A surprising list of nutrient-dense superfoods aids us in eating well and avoiding the systemic inflammation that underlies many chronic diseases.
Minerals cannot be produced by the body but are integral to our health, and the latest guidelines show us which minerals we need and how to get them.
Rather than popping a pill, eating certain foods can kick-start hormones that help us get a long, deep night’s sleep.
A new word in the food vocabulary—climatarian—points to rising global interest in eating in ways that reduce the impact of our diet on our beleaguered planet.
Yum! The perfect Valentine Day’s meal can easily include the healthiest foods for our hearts—starting with dark chocolate!
For the three in four Americans that suffer digestive distress, straightforward strategies—including eating whole wheat and grains—will rekindle normal digestive function and even restore full liver and gall bladder function.
Soy, rice, hemp, almond, coconut—with so many plant options to cow milk available we need a guide to the pros and cons of each.
Fat used to be the nemesis of good nutrition, but the latest research overturns that theory: The right fats actually keep us thin without harming our hearts.

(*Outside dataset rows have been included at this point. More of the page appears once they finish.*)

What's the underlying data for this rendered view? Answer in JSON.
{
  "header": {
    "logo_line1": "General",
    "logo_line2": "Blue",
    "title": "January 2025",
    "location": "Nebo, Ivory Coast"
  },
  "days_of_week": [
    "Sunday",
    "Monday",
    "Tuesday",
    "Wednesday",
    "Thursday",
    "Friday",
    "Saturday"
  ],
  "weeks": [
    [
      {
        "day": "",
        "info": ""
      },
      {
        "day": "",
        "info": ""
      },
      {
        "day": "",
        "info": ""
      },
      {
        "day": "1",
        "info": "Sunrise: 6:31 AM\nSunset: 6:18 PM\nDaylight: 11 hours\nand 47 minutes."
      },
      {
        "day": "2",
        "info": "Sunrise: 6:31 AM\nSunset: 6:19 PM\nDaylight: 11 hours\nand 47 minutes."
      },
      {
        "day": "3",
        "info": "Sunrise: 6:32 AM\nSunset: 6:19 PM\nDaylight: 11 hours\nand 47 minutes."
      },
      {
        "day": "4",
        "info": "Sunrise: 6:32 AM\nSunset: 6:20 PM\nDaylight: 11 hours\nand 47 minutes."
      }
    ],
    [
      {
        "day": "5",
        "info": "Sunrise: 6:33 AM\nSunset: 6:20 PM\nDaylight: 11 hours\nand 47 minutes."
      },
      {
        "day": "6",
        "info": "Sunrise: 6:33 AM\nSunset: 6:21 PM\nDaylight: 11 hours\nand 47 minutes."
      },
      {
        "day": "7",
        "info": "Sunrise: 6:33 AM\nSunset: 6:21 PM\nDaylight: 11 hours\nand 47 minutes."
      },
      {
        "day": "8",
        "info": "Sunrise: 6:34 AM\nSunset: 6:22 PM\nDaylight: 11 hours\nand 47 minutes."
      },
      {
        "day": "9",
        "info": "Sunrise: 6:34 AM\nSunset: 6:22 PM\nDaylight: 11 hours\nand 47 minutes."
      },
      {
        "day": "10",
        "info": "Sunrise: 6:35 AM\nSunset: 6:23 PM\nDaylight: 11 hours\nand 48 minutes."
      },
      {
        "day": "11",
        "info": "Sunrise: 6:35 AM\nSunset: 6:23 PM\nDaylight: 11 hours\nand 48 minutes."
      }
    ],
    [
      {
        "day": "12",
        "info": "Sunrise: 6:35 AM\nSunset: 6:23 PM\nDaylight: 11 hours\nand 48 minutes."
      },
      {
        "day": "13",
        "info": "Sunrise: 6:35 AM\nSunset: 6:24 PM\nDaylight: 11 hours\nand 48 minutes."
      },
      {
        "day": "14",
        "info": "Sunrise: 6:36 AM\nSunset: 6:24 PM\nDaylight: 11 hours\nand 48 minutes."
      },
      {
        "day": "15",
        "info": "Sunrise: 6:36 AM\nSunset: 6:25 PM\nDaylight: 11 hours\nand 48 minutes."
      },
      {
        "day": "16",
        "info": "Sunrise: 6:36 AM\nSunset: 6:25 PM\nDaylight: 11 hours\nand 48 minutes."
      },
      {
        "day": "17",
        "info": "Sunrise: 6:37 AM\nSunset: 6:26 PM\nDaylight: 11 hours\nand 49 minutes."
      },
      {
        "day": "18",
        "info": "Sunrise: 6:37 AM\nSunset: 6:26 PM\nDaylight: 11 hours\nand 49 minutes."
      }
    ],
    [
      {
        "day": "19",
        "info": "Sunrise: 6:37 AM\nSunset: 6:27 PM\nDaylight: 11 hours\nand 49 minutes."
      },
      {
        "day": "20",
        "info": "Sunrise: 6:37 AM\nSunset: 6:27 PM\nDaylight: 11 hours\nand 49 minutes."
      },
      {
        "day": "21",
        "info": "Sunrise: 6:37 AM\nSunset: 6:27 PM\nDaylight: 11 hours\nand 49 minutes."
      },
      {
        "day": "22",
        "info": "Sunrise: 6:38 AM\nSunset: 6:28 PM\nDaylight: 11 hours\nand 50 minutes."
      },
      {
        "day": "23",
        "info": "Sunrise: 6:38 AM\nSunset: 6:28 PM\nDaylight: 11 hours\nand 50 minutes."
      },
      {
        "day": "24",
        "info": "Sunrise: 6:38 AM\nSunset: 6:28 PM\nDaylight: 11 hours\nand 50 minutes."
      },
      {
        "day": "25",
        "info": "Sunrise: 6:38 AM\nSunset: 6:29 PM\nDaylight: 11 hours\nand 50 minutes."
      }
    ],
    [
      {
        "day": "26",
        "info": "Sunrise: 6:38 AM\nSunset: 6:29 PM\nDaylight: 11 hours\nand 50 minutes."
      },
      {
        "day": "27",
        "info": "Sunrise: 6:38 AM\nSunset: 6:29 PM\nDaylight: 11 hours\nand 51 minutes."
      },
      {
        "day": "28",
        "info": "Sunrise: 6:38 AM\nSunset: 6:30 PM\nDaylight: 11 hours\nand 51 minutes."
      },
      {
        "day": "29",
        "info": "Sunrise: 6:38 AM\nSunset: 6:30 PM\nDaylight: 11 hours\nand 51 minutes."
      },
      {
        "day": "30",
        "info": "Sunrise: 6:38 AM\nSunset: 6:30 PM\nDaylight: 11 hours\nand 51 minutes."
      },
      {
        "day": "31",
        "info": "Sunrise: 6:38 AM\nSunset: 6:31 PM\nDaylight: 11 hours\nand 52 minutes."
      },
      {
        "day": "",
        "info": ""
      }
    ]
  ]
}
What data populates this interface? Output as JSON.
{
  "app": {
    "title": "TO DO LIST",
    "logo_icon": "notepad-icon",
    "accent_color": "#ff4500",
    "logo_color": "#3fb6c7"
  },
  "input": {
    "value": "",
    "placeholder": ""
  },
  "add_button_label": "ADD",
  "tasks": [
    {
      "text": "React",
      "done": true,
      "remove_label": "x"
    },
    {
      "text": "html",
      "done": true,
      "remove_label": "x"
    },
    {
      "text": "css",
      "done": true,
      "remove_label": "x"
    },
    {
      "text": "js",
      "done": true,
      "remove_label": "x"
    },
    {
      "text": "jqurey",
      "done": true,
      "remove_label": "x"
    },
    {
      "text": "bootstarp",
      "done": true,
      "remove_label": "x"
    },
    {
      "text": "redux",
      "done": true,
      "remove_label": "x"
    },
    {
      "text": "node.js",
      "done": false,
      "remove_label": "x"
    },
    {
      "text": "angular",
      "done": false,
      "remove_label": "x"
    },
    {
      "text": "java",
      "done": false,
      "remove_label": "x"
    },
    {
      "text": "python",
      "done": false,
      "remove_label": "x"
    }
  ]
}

For the majority of people, those that aren’t gluten-sensitive, removing it from our plates can hurt our gut flora and depress immune function, new studies show.
The hunter-gatherers that preceded us ate healthier wild foods that tasted bitter, astringent, sour and earthy rather than blandly sweet like today’s fruits and vegetables.